What makes the case of Mr. Blair and the social chapter even more curious is that, at the same time, he calls for an extension of QMV--at least, he did so in Bonn on 30th May this year, when he called for its extension,
What about the minimum wage? The Labour Party are apparently all in favour of it. They carefully do not say how much it will be. Perhaps that is because they know that it will cost jobs, particularly among those whom they, and we, want to encourage into work; namely, the young unemployed. Under pressure, Mr. Dewar admitted as much in another place on 10th July this year, as did both his Leader and deputy leader. Mr. Blair tried to hide it in what I can only call Ed Ball speak, when he told the Independent on 27th June 1991:

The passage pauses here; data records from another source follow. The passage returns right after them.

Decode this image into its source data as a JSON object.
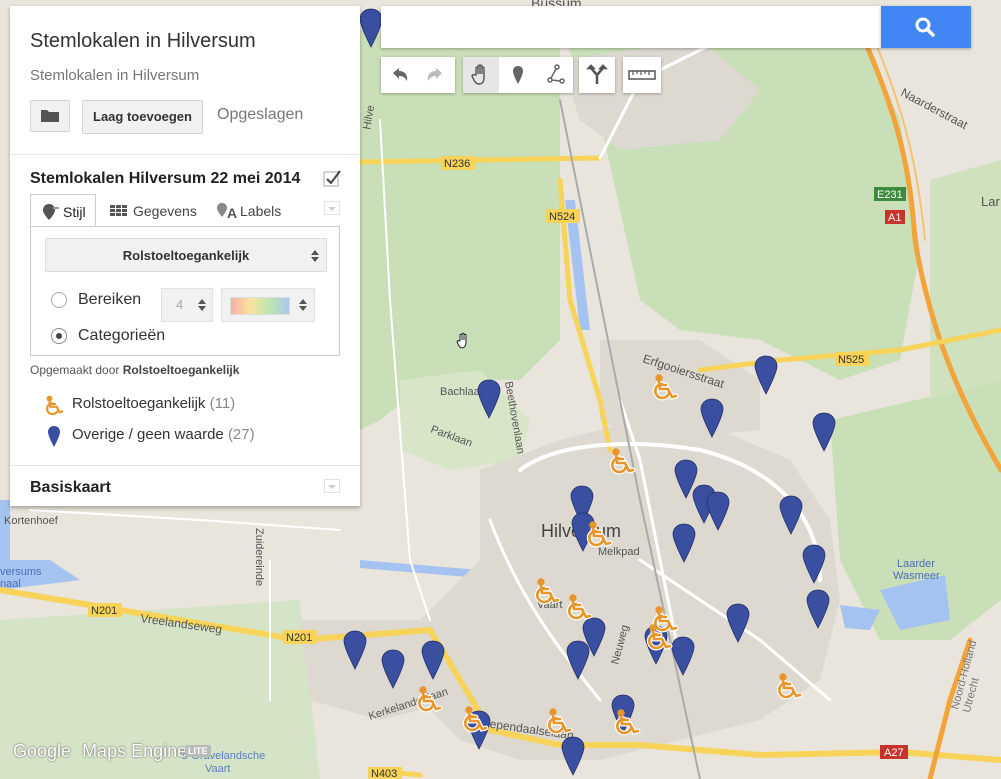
{
  "map": {
    "labels": [
      {
        "id": "bussum",
        "text": "Bussum"
      },
      {
        "id": "naarderstraat",
        "text": "Naarderstraat"
      },
      {
        "id": "n236",
        "text": "N236"
      },
      {
        "id": "n524",
        "text": "N524"
      },
      {
        "id": "e231",
        "text": "E231"
      },
      {
        "id": "a1",
        "text": "A1"
      },
      {
        "id": "n525",
        "text": "N525"
      },
      {
        "id": "erfgooiersstraat",
        "text": "Erfgooiersstraat"
      },
      {
        "id": "bachlaan",
        "text": "Bachlaan"
      },
      {
        "id": "beethovenlaan",
        "text": "Beethovenlaan"
      },
      {
        "id": "parklaan",
        "text": "Parklaan"
      },
      {
        "id": "hilversum",
        "text": "Hilversum"
      },
      {
        "id": "melkpad",
        "text": "Melkpad"
      },
      {
        "id": "kortenhoef",
        "text": "Kortenhoef"
      },
      {
        "id": "zuidereinde",
        "text": "Zuidereinde"
      },
      {
        "id": "n201a",
        "text": "N201"
      },
      {
        "id": "n201b",
        "text": "N201"
      },
      {
        "id": "vreelandseweg",
        "text": "Vreelandseweg"
      },
      {
        "id": "laarder",
        "text": "Laarder\nWasmeer"
      },
      {
        "id": "noordholland",
        "text": "Noord-Holland\nUtrecht"
      },
      {
        "id": "a27",
        "text": "A27"
      },
      {
        "id": "n403",
        "text": "N403"
      },
      {
        "id": "diependaalselaan",
        "text": "Diependaalselaan"
      },
      {
        "id": "kerkelandenlaan",
        "text": "Kerkelandenlaan"
      },
      {
        "id": "neuweg",
        "text": "Neuweg"
      },
      {
        "id": "gravelandsche",
        "text": "'s-Gravelandsche\nVaart"
      },
      {
        "id": "versums",
        "text": "versums\nnaal"
      },
      {
        "id": "vaart",
        "text": "Vaart"
      },
      {
        "id": "hilversum_top",
        "text": "Hilve"
      },
      {
        "id": "lar",
        "text": "Lar"
      }
    ],
    "wheelchair_markers": [
      [
        666,
        386
      ],
      [
        623,
        460
      ],
      [
        600,
        533
      ],
      [
        548,
        590
      ],
      [
        580,
        606
      ],
      [
        666,
        618
      ],
      [
        660,
        636
      ],
      [
        790,
        685
      ],
      [
        430,
        698
      ],
      [
        476,
        718
      ],
      [
        560,
        720
      ],
      [
        628,
        721
      ]
    ],
    "other_markers": [
      [
        371,
        29
      ],
      [
        489,
        400
      ],
      [
        766,
        376
      ],
      [
        712,
        419
      ],
      [
        824,
        433
      ],
      [
        686,
        480
      ],
      [
        704,
        505
      ],
      [
        718,
        512
      ],
      [
        791,
        516
      ],
      [
        582,
        506
      ],
      [
        583,
        533
      ],
      [
        684,
        544
      ],
      [
        814,
        565
      ],
      [
        818,
        610
      ],
      [
        738,
        624
      ],
      [
        594,
        638
      ],
      [
        656,
        646
      ],
      [
        578,
        661
      ],
      [
        683,
        657
      ],
      [
        355,
        651
      ],
      [
        393,
        670
      ],
      [
        433,
        661
      ],
      [
        623,
        715
      ],
      [
        479,
        731
      ],
      [
        573,
        757
      ]
    ]
  },
  "panel": {
    "title": "Stemlokalen in Hilversum",
    "subtitle": "Stemlokalen in Hilversum",
    "add_layer_label": "Laag toevoegen",
    "saved_label": "Opgeslagen",
    "layer": {
      "name": "Stemlokalen Hilversum 22 mei 2014",
      "tabs": [
        "Stijl",
        "Gegevens",
        "Labels"
      ],
      "style_by": "Rolstoeltoegankelijk",
      "ranges_label": "Bereiken",
      "ranges_count": "4",
      "categories_label": "Categorieën",
      "created_by_prefix": "Opgemaakt door",
      "created_by_field": "Rolstoeltoegankelijk",
      "legend": [
        {
          "label": "Rolstoeltoegankelijk",
          "count": "(11)"
        },
        {
          "label": "Overige / geen waarde",
          "count": "(27)"
        }
      ]
    },
    "basemap_label": "Basiskaart"
  },
  "attribution": {
    "google": "Google",
    "product": "Maps Engine",
    "badge": "LITE"
  },
  "colors": {
    "accent": "#4285f4",
    "marker_blue": "#3a4fa0",
    "marker_orange": "#e8962c"
  }
}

The truth is that the social chapter has been tried in continental Europe, which does not enjoy the Tory negotiated opt-outs to which the noble Lord, Lord Cooke, referred. And what are the results? Our current rate of youth unemployment is less than half that of France and Spain, two countries which are signed up to both the social chapter and the minimum wage. The Labour Party may be long on rhetoric, but in the end it is perfectly clear that, when it comes to the detail, the Labour Party cannot be relied on to get it right.
Nowhere is that more apparent than in what the Labour Party propose for our nation state. I have already explained to the House why I feel that in the modern world nation states are important. The Labour Party pays lip-service to our country while advocating policies that will undermine its ability to protect its citizens and constitutional reform that will destroy the Union. By advocating a massive extension of QMV, they are undermining the Europe of nations which should be our goal and advocating a Europe that might have been attractive to the intellectual fashions of the 1960s. They are doing so at a time when, as the proceedings of the Majorca unofficial summit showed a few weeks ago, our European partners are beginning to see the force of our point of view and are moving away from some of their more corporatist stances. If noble Lords will perhaps forgive me for a brief reference to my own family history, this extraordinary procedure on the part of the Opposition reminds me of nothing so much as an ancestor of mine who became a Roman Catholic on the eve of the 1688 revolution.
In view of all this, I can therefore readily understand why the noble Lord, Lord Richard, preferred to talk about the reform of this House rather than the economy. In his place perhaps I might have taken refuge in the sort of rhetoric that he chose this evening.
The noble Lord was also understandably reticent about his own party's policies. He did not say very much about them at all. He and the noble Lord, Lord Jenkins of Hillhead, concentrated their fire on the Government and this Session's legislative programme.
Suffice it to say that many of the Bills will prove controversial in your Lordships' House, even though the Government consider them to be necessary. If the programme is as thin as all that, let us see whether the noble Lord, Lord Richard, is as right in his diagnosis as he turned out to be in making a similar diagnosis at this same moment last year. The fact is that the programme announced in the gracious Speech continues the supply side reforms of the past 16 years. They were ignored by the noble Lord, Lord Barnett, during the course of his speech but they were well exemplified by my noble friend Lord Astor when he too pointed out the importance of the Broadcasting Bill. Those reforms have had an objective, which is to increase the prosperity of our country. Together with the rest of the programme, they will increase the cohesion and security of our society, about which all sides of the House are increasingly worried.
In short, I believe that the programme brings closer to achievement the twin objectives of this Government: prosperity for the 21st century and stability for the nation. I commend the programme to the House and look forward to debating it in the months to come.